▶ [What to do] The data must be given again in full, with no line altered.

═════ Data supplied ═════

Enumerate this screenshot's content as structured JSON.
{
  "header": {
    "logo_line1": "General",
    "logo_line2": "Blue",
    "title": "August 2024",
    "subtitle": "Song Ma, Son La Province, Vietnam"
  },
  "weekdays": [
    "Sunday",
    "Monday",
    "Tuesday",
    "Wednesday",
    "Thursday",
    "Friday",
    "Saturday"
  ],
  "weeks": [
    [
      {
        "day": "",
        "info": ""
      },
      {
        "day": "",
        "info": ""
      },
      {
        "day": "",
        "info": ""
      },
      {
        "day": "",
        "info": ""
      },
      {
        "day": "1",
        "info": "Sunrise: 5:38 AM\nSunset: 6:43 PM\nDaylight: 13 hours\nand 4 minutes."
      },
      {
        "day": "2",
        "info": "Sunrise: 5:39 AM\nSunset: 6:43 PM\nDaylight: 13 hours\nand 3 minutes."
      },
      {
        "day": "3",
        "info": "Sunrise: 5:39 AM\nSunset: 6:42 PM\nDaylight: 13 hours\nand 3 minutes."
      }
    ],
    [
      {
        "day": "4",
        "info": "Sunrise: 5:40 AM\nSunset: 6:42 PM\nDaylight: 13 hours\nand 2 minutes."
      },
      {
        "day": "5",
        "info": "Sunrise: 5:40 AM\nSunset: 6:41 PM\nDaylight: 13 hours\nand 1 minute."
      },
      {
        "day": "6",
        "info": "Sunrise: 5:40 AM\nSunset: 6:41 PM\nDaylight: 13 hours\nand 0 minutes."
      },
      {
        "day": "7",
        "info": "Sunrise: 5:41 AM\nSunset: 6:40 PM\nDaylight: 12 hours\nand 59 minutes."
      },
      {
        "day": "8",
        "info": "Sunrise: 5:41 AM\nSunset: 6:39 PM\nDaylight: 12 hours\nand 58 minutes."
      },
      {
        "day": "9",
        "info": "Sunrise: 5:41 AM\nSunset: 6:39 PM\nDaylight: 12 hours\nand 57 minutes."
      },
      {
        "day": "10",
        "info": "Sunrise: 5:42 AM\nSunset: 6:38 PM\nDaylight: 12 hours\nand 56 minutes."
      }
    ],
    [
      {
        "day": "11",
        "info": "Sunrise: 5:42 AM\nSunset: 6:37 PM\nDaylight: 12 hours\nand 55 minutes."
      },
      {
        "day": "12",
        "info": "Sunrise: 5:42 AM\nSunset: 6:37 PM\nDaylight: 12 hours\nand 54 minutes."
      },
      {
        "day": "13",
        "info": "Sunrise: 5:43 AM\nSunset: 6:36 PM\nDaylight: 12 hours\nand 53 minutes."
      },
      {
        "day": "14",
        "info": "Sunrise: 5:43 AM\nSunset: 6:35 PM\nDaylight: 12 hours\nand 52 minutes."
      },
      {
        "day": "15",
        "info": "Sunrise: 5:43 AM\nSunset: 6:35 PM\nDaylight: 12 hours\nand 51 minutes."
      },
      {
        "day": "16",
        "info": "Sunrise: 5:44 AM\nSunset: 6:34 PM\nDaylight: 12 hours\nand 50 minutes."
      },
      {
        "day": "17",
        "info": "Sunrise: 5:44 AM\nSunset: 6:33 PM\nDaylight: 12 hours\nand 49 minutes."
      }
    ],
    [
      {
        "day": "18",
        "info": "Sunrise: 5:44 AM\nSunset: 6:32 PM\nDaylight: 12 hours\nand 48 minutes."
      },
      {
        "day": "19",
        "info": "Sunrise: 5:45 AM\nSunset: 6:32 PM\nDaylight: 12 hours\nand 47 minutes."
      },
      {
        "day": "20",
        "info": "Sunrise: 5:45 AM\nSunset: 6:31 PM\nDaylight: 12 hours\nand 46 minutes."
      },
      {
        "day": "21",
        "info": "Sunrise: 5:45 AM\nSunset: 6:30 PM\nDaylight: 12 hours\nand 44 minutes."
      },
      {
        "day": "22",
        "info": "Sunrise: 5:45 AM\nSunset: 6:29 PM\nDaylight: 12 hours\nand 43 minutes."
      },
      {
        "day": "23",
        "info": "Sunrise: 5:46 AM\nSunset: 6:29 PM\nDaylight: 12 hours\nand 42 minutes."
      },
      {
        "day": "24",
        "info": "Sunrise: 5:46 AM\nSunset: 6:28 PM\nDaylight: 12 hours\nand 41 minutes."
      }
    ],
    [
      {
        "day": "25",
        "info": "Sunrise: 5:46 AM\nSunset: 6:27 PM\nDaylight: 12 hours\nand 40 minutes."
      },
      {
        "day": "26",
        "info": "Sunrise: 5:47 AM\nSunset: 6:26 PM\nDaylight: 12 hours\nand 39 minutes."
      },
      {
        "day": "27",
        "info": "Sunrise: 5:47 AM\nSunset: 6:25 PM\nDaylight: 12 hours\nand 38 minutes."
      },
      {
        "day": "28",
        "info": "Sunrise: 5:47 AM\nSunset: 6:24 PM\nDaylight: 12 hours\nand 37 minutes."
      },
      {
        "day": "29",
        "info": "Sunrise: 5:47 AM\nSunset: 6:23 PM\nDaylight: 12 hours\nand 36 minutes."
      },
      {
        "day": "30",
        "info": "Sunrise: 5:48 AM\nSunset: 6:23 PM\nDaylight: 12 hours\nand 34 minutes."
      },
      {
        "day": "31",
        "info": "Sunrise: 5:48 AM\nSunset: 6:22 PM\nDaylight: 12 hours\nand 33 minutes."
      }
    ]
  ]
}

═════

▶ [Problem solution]
Enumerate this screenshot's content as structured JSON.
{
  "header": {
    "logo_line1": "General",
    "logo_line2": "Blue",
    "title": "August 2024",
    "subtitle": "Song Ma, Son La Province, Vietnam"
  },
  "weekdays": [
    "Sunday",
    "Monday",
    "Tuesday",
    "Wednesday",
    "Thursday",
    "Friday",
    "Saturday"
  ],
  "weeks": [
    [
      {
        "day": "",
        "info": ""
      },
      {
        "day": "",
        "info": ""
      },
      {
        "day": "",
        "info": ""
      },
      {
        "day": "",
        "info": ""
      },
      {
        "day": "1",
        "info": "Sunrise: 5:38 AM\nSunset: 6:43 PM\nDaylight: 13 hours\nand 4 minutes."
      },
      {
        "day": "2",
        "info": "Sunrise: 5:39 AM\nSunset: 6:43 PM\nDaylight: 13 hours\nand 3 minutes."
      },
      {
        "day": "3",
        "info": "Sunrise: 5:39 AM\nSunset: 6:42 PM\nDaylight: 13 hours\nand 3 minutes."
      }
    ],
    [
      {
        "day": "4",
        "info": "Sunrise: 5:40 AM\nSunset: 6:42 PM\nDaylight: 13 hours\nand 2 minutes."
      },
      {
        "day": "5",
        "info": "Sunrise: 5:40 AM\nSunset: 6:41 PM\nDaylight: 13 hours\nand 1 minute."
      },
      {
        "day": "6",
        "info": "Sunrise: 5:40 AM\nSunset: 6:41 PM\nDaylight: 13 hours\nand 0 minutes."
      },
      {
        "day": "7",
        "info": "Sunrise: 5:41 AM\nSunset: 6:40 PM\nDaylight: 12 hours\nand 59 minutes."
      },
      {
        "day": "8",
        "info": "Sunrise: 5:41 AM\nSunset: 6:39 PM\nDaylight: 12 hours\nand 58 minutes."
      },
      {
        "day": "9",
        "info": "Sunrise: 5:41 AM\nSunset: 6:39 PM\nDaylight: 12 hours\nand 57 minutes."
      },
      {
        "day": "10",
        "info": "Sunrise: 5:42 AM\nSunset: 6:38 PM\nDaylight: 12 hours\nand 56 minutes."
      }
    ],
    [
      {
        "day": "11",
        "info": "Sunrise: 5:42 AM\nSunset: 6:37 PM\nDaylight: 12 hours\nand 55 minutes."
      },
      {
        "day": "12",
        "info": "Sunrise: 5:42 AM\nSunset: 6:37 PM\nDaylight: 12 hours\nand 54 minutes."
      },
      {
        "day": "13",
        "info": "Sunrise: 5:43 AM\nSunset: 6:36 PM\nDaylight: 12 hours\nand 53 minutes."
      },
      {
        "day": "14",
        "info": "Sunrise: 5:43 AM\nSunset: 6:35 PM\nDaylight: 12 hours\nand 52 minutes."
      },
      {
        "day": "15",
        "info": "Sunrise: 5:43 AM\nSunset: 6:35 PM\nDaylight: 12 hours\nand 51 minutes."
      },
      {
        "day": "16",
        "info": "Sunrise: 5:44 AM\nSunset: 6:34 PM\nDaylight: 12 hours\nand 50 minutes."
      },
      {
        "day": "17",
        "info": "Sunrise: 5:44 AM\nSunset: 6:33 PM\nDaylight: 12 hours\nand 49 minutes."
      }
    ],
    [
      {
        "day": "18",
        "info": "Sunrise: 5:44 AM\nSunset: 6:32 PM\nDaylight: 12 hours\nand 48 minutes."
      },
      {
        "day": "19",
        "info": "Sunrise: 5:45 AM\nSunset: 6:32 PM\nDaylight: 12 hours\nand 47 minutes."
      },
      {
        "day": "20",
        "info": "Sunrise: 5:45 AM\nSunset: 6:31 PM\nDaylight: 12 hours\nand 46 minutes."
      },
      {
        "day": "21",
        "info": "Sunrise: 5:45 AM\nSunset: 6:30 PM\nDaylight: 12 hours\nand 44 minutes."
      },
      {
        "day": "22",
        "info": "Sunrise: 5:45 AM\nSunset: 6:29 PM\nDaylight: 12 hours\nand 43 minutes."
      },
      {
        "day": "23",
        "info": "Sunrise: 5:46 AM\nSunset: 6:29 PM\nDaylight: 12 hours\nand 42 minutes."
      },
      {
        "day": "24",
        "info": "Sunrise: 5:46 AM\nSunset: 6:28 PM\nDaylight: 12 hours\nand 41 minutes."
      }
    ],
    [
      {
        "day": "25",
        "info": "Sunrise: 5:46 AM\nSunset: 6:27 PM\nDaylight: 12 hours\nand 40 minutes."
      },
      {
        "day": "26",
        "info": "Sunrise: 5:47 AM\nSunset: 6:26 PM\nDaylight: 12 hours\nand 39 minutes."
      },
      {
        "day": "27",
        "info": "Sunrise: 5:47 AM\nSunset: 6:25 PM\nDaylight: 12 hours\nand 38 minutes."
      },
      {
        "day": "28",
        "info": "Sunrise: 5:47 AM\nSunset: 6:24 PM\nDaylight: 12 hours\nand 37 minutes."
      },
      {
        "day": "29",
        "info": "Sunrise: 5:47 AM\nSunset: 6:23 PM\nDaylight: 12 hours\nand 36 minutes."
      },
      {
        "day": "30",
        "info": "Sunrise: 5:48 AM\nSunset: 6:23 PM\nDaylight: 12 hours\nand 34 minutes."
      },
      {
        "day": "31",
        "info": "Sunrise: 5:48 AM\nSunset: 6:22 PM\nDaylight: 12 hours\nand 33 minutes."
      }
    ]
  ]
}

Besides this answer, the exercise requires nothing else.